What did you want your readers to know about Lillian Hellman?
I wanted readers to know that Lillian Hellman was a complicated woman: that she in the face of the extraordinary political and personal challenges of the twentieth century she made difficult decisions and lived by them. At every step of the way, she made choices—to reach for a Broadway audience with serious plays; to live with Dashiell Hammett in an open relationship without marrying; to become politically active; to remain loyal to her friends—that were not easy or self-evident. In doing so, she lived life to the fullest and took on its challenges whole-heartedly. I sometimes describe her as courageous or admirable—not likable, but admirable.
What do you think of the criticism leveled at Lillian Hellman? Her writing?
Hellman is often described as a “middlebrow” writer. She never quite made it into the ranks of the intellectuals she admired, and her plays now are sometimes dismissed as mere melodrama. There is some justice to these assessments, but as in other aspects of her life, I see these as part of the moment in which she was writing. She liked to say that she was a ‘moral” writer, not a “political” writer. In fact she was some of both. In the 1930s, when she started out she aimed to make large statements about truth and honesty and justice, and human nature in a way that would appeal to audiences eager to come to terms with the economic depression. And she succeeded. With only one exception, she wrote successful Broadway plays that reached large audiences, and were then turned into movies that still play on late night television. There is surely something there that is worth acknowledging.
The narrative nonfiction form of memoir gives authors a vehicle for telling their own story in their own way. Why might this have drawn Lillian Hellman to write three notable memoirs, An Unfinished Woman, Pentimento and Scoundrel Time?
It is exactly right, I think, to say that Hellman turned to memoir because she wanted to tell her story in her own way. It would also be accurate to say that as a dramatist, she often elaborated her stories and placed herself in the center of them. She was her own heroine. My guess is that any of us, given the opportunity, would write about our own lives in the same way—using our stories, as she did, to recall the best, not the worst of what we did, and enhancing our own roles. All three of these books became best-sellers; the first two especially hit the mark with young women at the beginning of the women’s movement of the late sixties and seventies. The third book, Scoundrel Time raises a different set of questions. She wrote it, she tells us, because she wanted to tell the story of the McCarthy period from her own perspective. At the time, in the mid 1970s, many of those who had named names and cooperated with the investigatory committees were casting themselves as patriots. This rankled with Hellman who had been badly damaged by the witch-hunts of the early fifties. She wrote that book to make her case as plainly as she could. Of course, she was widely attacked for doing so, and in some ways her effort backfired because it opened the door to attacks on her from all fronts.
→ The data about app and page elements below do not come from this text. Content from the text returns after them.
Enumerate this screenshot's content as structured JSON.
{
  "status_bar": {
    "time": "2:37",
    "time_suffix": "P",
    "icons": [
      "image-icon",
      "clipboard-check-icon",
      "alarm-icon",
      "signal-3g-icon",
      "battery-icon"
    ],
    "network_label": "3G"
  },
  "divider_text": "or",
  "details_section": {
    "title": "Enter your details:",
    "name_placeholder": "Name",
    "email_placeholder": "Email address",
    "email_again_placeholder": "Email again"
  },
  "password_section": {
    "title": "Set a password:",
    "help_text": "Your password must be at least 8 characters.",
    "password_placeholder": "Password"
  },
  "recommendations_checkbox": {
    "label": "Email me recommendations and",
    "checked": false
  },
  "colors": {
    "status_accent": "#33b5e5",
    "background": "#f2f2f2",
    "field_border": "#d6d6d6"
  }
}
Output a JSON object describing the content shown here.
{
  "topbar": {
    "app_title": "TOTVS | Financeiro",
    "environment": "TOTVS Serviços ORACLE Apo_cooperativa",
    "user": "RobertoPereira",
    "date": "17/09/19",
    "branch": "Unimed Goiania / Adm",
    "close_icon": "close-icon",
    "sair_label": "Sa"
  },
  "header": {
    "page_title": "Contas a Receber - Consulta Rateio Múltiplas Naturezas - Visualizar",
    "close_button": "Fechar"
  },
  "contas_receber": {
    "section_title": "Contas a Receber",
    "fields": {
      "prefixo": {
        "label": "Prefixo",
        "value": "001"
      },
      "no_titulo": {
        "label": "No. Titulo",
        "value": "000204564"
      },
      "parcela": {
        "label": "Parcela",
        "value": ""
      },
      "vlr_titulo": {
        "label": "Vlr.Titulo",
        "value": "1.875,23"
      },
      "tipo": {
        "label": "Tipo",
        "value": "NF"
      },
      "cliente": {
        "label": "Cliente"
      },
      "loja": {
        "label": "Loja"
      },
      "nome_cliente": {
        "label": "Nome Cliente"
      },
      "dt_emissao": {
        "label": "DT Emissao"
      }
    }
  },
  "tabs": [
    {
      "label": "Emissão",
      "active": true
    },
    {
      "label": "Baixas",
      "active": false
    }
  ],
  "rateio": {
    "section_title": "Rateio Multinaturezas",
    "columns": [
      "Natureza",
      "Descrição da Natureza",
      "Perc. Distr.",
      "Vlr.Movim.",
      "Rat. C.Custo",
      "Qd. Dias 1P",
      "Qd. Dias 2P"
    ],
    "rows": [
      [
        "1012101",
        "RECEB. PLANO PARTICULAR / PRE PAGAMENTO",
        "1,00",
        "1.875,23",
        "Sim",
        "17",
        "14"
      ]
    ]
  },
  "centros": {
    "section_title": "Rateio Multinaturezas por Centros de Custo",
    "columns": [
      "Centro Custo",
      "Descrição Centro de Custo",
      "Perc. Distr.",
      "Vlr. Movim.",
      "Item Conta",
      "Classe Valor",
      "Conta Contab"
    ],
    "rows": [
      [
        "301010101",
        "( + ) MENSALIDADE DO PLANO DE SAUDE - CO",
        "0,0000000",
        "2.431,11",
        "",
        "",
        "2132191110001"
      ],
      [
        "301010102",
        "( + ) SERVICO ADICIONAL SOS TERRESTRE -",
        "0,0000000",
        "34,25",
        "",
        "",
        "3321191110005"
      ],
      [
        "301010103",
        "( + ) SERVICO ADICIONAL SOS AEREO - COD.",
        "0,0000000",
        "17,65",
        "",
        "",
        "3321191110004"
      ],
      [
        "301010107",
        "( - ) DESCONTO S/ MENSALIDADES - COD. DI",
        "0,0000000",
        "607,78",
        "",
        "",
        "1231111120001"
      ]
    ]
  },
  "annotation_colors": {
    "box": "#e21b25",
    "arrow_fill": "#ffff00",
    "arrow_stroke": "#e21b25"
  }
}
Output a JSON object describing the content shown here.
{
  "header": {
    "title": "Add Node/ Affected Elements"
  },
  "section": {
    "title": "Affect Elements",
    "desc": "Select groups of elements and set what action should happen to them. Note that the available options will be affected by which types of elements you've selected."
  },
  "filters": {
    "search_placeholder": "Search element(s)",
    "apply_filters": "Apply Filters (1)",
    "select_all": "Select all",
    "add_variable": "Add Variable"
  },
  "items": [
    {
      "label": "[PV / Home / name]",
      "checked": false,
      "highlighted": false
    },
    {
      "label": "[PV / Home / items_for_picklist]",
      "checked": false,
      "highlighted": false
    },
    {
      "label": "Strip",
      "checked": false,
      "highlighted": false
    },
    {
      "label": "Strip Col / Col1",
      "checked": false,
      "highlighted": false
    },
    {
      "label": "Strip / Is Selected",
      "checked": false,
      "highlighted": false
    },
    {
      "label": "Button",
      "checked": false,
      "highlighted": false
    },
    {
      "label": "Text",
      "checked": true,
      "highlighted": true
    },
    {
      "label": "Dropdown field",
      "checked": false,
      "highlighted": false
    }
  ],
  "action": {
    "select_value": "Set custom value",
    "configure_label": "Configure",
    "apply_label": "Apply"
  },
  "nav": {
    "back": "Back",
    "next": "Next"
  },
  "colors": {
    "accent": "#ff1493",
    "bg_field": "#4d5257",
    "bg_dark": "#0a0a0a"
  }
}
A Difficult Woman by Alice Kessler-Harris is a highly worthwhile read that might draw readers to seek out copies of this storied playwright’s memoirs. Please read the Book Kvetch review here.
Category: Nonfiction, Biography